Biomedical Engineering PhD Student
Hey! My name’s Matt.
I’m an electronic engineering PhD student in UCD who loves all things biomedical.
In short, my research aims to help doctors to diagnose neurodegenerative diseases by recording electrical signals from human muscle.
Neurodegenerative diseases, such as Parkinson’s disease and Huntington’s disease, occur when certain parts of the brain stop working and the brain can’t control the body’s movement properly.
When this happens, symptoms such as tremor (shaking arms and legs), muscle rigidity (stiff muscles), and postural instability (wobbliness) start to happen.
These symptoms can make life very difficult for people to do everyday tasks – standing up, walking to the shops, cooking, cleaning, playing sports, etc.
So, it is very important for doctors to diagnose people with neurodegenerative disease as early as possible so that they can stop the symptoms from getting worse.
Here’s what I do:
I record tiny electrical signals from muscle – electromyography – and then I look for hidden patterns in the signals which might tell us if somebody has Parkinson’s disease or not.
To look for these hidden patterns, I use a branch of maths called chaos theory.
Chaos theory is a way of looking at a dynamical system – like the human body, a car, a colony of ants, or anything with lots of moving parts – to try to find out how all those parts work together in time.
Here are some of the analytical techniques from chaos theory that I use:
- Fractals – a way of looking for recurring patterns.
Intro to Fractals // What are Fractals??? // Ted Talk on Fractals
Fractals Explained // Application of Fractal Geometry // Mandelbrot Fractals
- Entropy – a way of measuring randomness.
Advanced Intro to Entropy
- Determinism – a way of finding how structured (deterministic) a signal is.Check out this animation to understand of determinism is calculated!
So, by taking fancy maths techniques and applying them to muscle signals, we can find ways to detect disease! Simples! 🙂
- Fractals – a way of looking for recurring patterns.
My Typical Day
In an office, clinic or lab
Up at 7am.
I get to the office at 8.45.
I pick up my equipment and go to the hospital for 9.15.
At the hospital, I perform experiments with patients who have Parkinson’s disease.
These experiments can take from 1.5-2 hours.
I get back to my desk around 11.30am.
There, I process the data I collected to make sure it’s correct.

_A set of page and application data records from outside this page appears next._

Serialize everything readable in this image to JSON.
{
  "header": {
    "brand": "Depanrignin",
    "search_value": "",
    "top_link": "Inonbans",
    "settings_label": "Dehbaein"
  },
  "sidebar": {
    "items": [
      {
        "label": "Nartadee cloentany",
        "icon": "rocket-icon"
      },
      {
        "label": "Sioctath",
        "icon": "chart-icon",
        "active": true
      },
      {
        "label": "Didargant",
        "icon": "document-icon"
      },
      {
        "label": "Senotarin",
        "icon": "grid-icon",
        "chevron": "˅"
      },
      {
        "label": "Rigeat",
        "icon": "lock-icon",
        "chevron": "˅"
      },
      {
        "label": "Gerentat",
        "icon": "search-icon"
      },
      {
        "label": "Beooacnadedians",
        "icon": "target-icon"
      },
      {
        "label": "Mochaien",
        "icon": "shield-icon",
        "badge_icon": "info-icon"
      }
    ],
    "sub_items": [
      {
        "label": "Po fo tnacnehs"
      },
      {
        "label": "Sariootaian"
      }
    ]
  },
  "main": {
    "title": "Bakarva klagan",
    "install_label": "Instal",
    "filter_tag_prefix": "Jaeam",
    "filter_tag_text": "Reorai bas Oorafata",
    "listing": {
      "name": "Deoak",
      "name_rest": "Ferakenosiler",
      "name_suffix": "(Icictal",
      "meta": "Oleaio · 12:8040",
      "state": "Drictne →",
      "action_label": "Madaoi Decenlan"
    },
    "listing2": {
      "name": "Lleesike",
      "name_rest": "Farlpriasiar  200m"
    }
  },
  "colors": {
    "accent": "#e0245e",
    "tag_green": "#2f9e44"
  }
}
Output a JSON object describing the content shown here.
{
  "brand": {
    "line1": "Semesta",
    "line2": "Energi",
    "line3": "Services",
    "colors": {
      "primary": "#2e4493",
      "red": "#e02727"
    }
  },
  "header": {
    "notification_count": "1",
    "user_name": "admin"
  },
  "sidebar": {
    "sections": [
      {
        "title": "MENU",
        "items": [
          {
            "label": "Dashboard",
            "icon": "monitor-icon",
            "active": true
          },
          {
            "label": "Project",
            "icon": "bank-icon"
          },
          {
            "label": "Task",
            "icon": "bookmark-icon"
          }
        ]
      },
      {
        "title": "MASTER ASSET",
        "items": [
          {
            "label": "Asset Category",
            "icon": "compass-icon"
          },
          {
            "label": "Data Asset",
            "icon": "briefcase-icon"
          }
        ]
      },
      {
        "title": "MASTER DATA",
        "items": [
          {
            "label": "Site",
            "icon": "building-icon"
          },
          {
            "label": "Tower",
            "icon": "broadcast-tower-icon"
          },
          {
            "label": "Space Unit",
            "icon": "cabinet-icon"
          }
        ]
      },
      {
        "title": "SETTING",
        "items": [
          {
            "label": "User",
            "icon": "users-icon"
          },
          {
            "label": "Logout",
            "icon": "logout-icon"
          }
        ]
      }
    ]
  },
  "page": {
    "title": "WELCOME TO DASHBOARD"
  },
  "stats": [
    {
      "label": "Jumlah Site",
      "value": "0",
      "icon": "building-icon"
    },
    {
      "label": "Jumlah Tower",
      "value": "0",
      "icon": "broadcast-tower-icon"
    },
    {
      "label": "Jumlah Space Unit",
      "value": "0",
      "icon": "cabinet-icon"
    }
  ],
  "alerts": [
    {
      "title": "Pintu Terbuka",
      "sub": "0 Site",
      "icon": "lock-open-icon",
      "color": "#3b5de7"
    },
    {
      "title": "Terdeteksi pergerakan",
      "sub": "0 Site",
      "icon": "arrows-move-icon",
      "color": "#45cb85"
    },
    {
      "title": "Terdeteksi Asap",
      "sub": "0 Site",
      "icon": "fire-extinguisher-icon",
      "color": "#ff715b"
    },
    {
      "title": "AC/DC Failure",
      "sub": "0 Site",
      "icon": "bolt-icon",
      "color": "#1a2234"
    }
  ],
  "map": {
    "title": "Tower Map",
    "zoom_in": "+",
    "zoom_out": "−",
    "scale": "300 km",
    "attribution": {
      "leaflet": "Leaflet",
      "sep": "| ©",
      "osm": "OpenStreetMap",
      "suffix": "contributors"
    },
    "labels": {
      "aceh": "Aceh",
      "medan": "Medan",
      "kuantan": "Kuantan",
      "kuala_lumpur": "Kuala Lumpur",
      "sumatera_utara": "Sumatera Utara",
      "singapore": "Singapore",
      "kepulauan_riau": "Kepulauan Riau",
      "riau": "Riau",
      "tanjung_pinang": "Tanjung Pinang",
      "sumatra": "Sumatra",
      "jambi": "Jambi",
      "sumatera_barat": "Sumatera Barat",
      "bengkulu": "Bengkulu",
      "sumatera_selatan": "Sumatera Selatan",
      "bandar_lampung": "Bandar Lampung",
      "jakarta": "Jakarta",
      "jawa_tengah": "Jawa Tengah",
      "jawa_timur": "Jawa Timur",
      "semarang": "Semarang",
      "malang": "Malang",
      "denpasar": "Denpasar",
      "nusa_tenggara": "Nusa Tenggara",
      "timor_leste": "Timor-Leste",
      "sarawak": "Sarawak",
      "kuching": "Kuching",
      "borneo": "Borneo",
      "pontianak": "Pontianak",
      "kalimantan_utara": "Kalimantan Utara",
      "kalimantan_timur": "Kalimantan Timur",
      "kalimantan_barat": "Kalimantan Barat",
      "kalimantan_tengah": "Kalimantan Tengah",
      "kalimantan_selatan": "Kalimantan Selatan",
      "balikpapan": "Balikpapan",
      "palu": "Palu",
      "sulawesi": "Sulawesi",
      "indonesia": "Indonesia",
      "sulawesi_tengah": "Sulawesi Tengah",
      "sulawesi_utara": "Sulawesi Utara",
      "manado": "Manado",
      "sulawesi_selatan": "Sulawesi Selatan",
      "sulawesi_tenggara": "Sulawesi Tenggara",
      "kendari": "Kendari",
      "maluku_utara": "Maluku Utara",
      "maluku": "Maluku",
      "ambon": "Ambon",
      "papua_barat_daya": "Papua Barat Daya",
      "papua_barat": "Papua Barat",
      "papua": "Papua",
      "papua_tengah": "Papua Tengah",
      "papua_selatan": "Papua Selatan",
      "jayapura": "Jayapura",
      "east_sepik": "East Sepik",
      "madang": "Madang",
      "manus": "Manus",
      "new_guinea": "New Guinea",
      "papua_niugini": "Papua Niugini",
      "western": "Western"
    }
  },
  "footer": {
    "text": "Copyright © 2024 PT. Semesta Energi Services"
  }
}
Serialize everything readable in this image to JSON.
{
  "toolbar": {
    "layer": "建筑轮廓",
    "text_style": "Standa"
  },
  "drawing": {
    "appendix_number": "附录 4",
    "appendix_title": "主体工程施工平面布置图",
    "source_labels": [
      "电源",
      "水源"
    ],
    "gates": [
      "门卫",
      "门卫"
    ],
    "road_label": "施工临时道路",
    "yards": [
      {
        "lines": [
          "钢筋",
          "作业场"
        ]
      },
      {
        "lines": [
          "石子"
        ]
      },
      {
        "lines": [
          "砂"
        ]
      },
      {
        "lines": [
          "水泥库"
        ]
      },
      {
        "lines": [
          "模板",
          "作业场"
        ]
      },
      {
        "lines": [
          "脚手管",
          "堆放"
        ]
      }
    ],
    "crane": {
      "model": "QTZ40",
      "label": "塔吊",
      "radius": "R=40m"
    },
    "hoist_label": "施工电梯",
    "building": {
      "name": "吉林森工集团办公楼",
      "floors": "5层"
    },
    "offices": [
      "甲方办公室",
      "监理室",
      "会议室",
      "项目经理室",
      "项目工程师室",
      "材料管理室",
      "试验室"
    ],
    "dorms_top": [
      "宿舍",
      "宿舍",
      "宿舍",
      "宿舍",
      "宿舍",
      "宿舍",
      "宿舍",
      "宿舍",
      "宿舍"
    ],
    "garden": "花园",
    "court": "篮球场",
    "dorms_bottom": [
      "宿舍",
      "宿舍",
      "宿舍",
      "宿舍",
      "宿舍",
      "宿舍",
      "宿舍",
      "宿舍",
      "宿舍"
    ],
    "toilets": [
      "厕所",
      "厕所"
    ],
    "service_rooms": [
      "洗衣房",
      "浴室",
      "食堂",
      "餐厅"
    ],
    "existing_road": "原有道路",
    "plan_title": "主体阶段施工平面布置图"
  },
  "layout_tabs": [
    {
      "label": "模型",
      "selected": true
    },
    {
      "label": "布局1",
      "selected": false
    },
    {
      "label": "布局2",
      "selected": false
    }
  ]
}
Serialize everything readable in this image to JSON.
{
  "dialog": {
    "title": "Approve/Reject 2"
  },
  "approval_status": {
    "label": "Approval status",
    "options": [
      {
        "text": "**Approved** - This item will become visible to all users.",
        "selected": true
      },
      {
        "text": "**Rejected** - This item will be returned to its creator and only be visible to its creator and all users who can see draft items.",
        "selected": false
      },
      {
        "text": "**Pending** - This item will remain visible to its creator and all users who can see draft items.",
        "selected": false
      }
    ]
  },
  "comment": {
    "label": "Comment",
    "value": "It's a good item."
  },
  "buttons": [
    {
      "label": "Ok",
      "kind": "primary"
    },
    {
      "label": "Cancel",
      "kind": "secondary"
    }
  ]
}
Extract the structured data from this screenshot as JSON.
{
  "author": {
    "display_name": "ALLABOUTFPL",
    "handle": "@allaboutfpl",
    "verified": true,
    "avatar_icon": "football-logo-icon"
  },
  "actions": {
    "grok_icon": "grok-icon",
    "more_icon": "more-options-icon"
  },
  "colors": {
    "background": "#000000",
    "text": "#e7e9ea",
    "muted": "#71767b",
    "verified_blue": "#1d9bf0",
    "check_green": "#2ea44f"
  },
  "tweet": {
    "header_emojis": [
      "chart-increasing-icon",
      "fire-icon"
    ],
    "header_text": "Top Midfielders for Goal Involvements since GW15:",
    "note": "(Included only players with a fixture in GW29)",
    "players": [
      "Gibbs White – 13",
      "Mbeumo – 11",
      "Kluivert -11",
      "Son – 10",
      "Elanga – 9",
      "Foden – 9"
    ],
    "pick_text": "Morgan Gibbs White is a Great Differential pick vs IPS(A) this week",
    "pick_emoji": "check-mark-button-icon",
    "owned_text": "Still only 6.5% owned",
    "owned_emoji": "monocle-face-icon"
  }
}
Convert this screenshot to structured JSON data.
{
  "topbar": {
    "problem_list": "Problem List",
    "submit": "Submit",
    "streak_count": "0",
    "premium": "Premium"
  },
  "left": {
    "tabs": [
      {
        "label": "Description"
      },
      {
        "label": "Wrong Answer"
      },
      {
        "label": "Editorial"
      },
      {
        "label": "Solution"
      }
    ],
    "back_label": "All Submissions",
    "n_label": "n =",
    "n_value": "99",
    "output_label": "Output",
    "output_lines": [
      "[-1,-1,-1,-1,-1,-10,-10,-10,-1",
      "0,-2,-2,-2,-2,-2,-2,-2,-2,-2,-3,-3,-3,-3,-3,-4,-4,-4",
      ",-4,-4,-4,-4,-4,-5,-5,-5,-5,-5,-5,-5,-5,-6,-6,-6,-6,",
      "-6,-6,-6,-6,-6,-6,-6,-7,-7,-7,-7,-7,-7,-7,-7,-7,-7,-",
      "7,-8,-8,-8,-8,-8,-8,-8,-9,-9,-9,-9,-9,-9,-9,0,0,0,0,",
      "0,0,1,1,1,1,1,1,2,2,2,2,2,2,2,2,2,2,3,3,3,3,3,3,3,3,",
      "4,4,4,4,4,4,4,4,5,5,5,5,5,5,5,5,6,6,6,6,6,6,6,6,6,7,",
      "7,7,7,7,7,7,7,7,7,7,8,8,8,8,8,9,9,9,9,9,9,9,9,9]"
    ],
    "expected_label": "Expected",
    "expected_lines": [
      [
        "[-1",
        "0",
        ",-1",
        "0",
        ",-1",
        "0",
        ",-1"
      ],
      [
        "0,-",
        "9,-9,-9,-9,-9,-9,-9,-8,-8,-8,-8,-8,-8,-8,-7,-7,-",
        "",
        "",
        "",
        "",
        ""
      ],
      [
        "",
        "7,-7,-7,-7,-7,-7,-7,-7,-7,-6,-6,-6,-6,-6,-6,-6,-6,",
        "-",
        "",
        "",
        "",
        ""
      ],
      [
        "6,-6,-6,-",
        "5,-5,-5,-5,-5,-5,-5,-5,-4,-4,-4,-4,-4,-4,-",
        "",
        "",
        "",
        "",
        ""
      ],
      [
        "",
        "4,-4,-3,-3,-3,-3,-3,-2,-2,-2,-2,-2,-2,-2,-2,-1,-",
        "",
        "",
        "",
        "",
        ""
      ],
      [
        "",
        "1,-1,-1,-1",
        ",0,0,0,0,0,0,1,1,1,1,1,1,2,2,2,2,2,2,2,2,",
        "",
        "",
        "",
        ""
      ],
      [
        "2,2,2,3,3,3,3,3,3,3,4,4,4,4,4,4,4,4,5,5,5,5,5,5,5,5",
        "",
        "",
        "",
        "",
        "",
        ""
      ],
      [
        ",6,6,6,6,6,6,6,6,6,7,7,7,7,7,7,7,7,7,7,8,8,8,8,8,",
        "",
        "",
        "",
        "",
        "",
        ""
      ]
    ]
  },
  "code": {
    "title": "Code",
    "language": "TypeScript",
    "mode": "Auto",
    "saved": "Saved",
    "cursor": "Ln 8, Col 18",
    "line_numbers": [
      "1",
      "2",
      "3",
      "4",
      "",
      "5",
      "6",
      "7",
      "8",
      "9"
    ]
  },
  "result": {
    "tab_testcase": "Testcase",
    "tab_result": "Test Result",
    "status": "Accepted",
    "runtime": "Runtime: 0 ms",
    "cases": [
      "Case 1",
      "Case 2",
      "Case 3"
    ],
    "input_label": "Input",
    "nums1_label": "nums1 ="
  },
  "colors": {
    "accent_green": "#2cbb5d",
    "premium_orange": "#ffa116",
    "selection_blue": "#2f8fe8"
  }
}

Then I start to write computer code to run some data analysis software, or to simulate a model of the human body.
I have lunch at 1.30pm.
Some days I’m a tutor for a engineering course, so if I’m not teaching, I’m correcting assignements.
Around 3pm, I continue with my computer simulations or I will spend a couple of hours reading research articles.
I leave work around 5.30-6pm.
What I'd do with the money
I would buy a graphical visualization software package
My research can be a very difficult concept to grasp.
To understand how signals in the brain synchronize, transmit to the muscle, how the body reacts, requires an advanced graphical visualization. And that is before attempting to depict the mathematical analysis.
The prize money on offer should be of great benefit as it would allow me to purchase advanced graphical editing software which can be employed to effectively convey the concept of neural engineering to students. Neural engineering is a rapidly growing field, and will impact on all of our lives. I think that students need to grasp it soon, as it will be intrinsic to their future lives.
How would you describe yourself in 3 words?
Odd, curious, enthusiastic
Who is your favourite singer or band?
What's your favourite food?
What is the most fun thing you've done?
White water rafting in the Alps
What did you want to be after you left school?
Were you ever in trouble at school?
Nah... Just a few late notes, no homeworks, etc...
What was your favourite subject at school?
Technical Graphics / Design & Communication Graphics (DCG)
What's the best thing you've done as a scientist?
Designed my own Brain-Computer Interface
If you weren't a scientist, what would you be?
If you had 3 wishes for yourself what would they be? - be honest!
Eat all I want and never get fat, go to space, win a Nobel Prize
Tell us a joke.
What do you call a cow with no legs? Ground beef.